For me the major flaw with Wells is her insistence on the inclusion of protracted "confab" scenes. Confab is a favorite Wells term. She uses these scenes repeatedly as "tabulation devices" in which the preceding events are discussed at length and mulled over by the numerous characters. She also has a habit of creating other private detectives as minor characters who come into the story to try their hand when the police (always inept) have failed. So when the series detective finally appears we have usually read about the events of the crime two or three times and must endure yet another confab by the REAL detective of the piece. It's her biggest failure as a mystery writer and yet it is something that she strongly believes is essential to the construction of a suspenseful mystery story. For me this endless reiteration and repetition is a suspense killer. An interest deadener. A brain numbing snoozefest.

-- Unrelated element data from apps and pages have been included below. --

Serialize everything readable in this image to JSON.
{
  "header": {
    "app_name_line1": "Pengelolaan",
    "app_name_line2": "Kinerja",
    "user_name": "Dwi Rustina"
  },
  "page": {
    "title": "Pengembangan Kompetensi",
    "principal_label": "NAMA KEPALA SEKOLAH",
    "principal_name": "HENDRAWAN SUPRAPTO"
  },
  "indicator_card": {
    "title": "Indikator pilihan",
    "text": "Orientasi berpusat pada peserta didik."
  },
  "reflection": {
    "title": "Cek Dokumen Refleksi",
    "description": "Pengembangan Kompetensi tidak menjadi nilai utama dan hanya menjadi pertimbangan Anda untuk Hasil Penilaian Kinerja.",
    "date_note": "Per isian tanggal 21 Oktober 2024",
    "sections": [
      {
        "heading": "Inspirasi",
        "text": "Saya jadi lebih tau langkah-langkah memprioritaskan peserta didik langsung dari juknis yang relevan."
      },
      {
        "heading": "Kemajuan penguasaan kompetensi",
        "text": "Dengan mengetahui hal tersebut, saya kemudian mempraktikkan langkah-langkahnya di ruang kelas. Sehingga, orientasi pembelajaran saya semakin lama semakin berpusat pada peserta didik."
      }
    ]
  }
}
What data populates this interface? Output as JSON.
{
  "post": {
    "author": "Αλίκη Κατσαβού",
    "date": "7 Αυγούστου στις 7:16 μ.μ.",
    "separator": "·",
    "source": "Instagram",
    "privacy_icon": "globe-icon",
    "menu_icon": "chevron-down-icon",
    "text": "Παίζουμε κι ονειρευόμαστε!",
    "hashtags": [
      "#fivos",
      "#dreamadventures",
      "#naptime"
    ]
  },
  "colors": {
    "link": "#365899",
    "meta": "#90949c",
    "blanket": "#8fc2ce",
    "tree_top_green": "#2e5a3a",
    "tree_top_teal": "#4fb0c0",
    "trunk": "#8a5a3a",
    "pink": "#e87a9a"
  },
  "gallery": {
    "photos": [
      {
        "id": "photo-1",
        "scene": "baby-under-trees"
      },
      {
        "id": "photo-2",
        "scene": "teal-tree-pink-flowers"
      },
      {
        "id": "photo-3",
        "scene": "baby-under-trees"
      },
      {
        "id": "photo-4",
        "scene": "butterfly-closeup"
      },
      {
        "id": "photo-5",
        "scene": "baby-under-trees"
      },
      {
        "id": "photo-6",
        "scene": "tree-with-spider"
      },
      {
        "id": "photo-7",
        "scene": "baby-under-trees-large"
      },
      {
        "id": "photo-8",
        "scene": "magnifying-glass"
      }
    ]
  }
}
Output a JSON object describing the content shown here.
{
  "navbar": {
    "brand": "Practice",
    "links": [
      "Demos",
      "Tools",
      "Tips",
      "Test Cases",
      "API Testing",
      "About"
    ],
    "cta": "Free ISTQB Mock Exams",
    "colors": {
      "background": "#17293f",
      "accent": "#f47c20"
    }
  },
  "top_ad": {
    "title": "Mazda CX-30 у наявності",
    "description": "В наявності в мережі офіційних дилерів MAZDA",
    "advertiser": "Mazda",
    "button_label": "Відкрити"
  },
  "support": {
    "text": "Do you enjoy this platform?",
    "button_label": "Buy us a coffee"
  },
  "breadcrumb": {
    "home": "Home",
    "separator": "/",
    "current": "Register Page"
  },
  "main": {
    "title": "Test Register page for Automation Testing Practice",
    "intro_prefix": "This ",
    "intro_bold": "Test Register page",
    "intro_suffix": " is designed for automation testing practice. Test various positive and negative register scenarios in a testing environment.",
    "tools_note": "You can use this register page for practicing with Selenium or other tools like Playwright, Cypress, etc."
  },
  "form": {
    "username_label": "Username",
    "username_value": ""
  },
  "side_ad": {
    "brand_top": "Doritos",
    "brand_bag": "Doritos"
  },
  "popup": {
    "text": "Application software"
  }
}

In The Technique of the Mystery Story it is clear Wells has a wide reading knowledge of the writers of her period and those who came before her. Doyle, Gaboriau, Zangwill and Green are the most often mentioned in her discussion of what to strive for and what to avoid in writing a mystery story. Other minor writers like Burton Stevenson and Arthur Train are also cited in her numerous examples. Clearly she knew her stuff from the late Victorian and early Edwardian era. Yet with all this knowledge she still has no real understanding of how to construct and write a detective novel. She is quick to condemn the "hackneyed devices" but will use them herself. She discards useful conventions that move a story forward and invents some of her own that bog down the flow of the action. When it comes to putting it all together Carolyn Wells is more like the wannabe painter who throws buckets of paint on a canvas and sloshes around in it and then expects it to be accepted as art. Anyone else will look at it and call it a mess. But a loveable mess if you have an appreciation for her mastery of the early American alternative classic mystery.